** Task inputs **
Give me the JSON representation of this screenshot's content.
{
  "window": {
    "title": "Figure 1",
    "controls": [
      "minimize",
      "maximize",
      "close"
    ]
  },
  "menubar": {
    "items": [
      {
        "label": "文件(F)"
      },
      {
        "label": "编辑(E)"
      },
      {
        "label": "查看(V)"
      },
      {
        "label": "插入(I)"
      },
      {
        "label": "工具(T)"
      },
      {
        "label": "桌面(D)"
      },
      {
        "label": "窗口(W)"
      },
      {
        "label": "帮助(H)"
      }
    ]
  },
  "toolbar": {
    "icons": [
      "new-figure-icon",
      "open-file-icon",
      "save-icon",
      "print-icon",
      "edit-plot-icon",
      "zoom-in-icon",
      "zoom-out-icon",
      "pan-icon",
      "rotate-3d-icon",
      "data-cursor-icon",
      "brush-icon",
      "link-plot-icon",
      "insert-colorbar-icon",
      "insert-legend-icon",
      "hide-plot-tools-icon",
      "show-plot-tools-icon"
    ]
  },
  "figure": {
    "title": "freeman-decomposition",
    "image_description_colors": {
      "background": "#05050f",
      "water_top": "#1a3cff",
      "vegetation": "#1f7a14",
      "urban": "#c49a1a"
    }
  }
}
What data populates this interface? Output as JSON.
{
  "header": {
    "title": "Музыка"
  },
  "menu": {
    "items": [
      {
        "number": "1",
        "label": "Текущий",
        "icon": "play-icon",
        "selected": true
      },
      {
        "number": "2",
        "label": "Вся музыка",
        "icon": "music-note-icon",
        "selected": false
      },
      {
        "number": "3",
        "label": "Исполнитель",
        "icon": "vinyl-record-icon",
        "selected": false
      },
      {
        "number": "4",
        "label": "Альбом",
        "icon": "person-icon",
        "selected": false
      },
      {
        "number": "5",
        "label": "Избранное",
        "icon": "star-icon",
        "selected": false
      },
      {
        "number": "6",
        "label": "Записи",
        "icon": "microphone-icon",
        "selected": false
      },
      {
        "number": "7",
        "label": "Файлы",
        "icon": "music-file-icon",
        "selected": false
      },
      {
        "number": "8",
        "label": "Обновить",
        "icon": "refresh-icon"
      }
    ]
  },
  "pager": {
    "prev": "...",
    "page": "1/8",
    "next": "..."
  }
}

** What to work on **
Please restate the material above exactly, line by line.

** Solved problem **
Give me the JSON representation of this screenshot's content.
{
  "window": {
    "title": "Figure 1",
    "controls": [
      "minimize",
      "maximize",
      "close"
    ]
  },
  "menubar": {
    "items": [
      {
        "label": "文件(F)"
      },
      {
        "label": "编辑(E)"
      },
      {
        "label": "查看(V)"
      },
      {
        "label": "插入(I)"
      },
      {
        "label": "工具(T)"
      },
      {
        "label": "桌面(D)"
      },
      {
        "label": "窗口(W)"
      },
      {
        "label": "帮助(H)"
      }
    ]
  },
  "toolbar": {
    "icons": [
      "new-figure-icon",
      "open-file-icon",
      "save-icon",
      "print-icon",
      "edit-plot-icon",
      "zoom-in-icon",
      "zoom-out-icon",
      "pan-icon",
      "rotate-3d-icon",
      "data-cursor-icon",
      "brush-icon",
      "link-plot-icon",
      "insert-colorbar-icon",
      "insert-legend-icon",
      "hide-plot-tools-icon",
      "show-plot-tools-icon"
    ]
  },
  "figure": {
    "title": "freeman-decomposition",
    "image_description_colors": {
      "background": "#05050f",
      "water_top": "#1a3cff",
      "vegetation": "#1f7a14",
      "urban": "#c49a1a"
    }
  }
}
What data populates this interface? Output as JSON.
{
  "header": {
    "title": "Музыка"
  },
  "menu": {
    "items": [
      {
        "number": "1",
        "label": "Текущий",
        "icon": "play-icon",
        "selected": true
      },
      {
        "number": "2",
        "label": "Вся музыка",
        "icon": "music-note-icon",
        "selected": false
      },
      {
        "number": "3",
        "label": "Исполнитель",
        "icon": "vinyl-record-icon",
        "selected": false
      },
      {
        "number": "4",
        "label": "Альбом",
        "icon": "person-icon",
        "selected": false
      },
      {
        "number": "5",
        "label": "Избранное",
        "icon": "star-icon",
        "selected": false
      },
      {
        "number": "6",
        "label": "Записи",
        "icon": "microphone-icon",
        "selected": false
      },
      {
        "number": "7",
        "label": "Файлы",
        "icon": "music-file-icon",
        "selected": false
      },
      {
        "number": "8",
        "label": "Обновить",
        "icon": "refresh-icon"
      }
    ]
  },
  "pager": {
    "prev": "...",
    "page": "1/8",
    "next": "..."
  }
}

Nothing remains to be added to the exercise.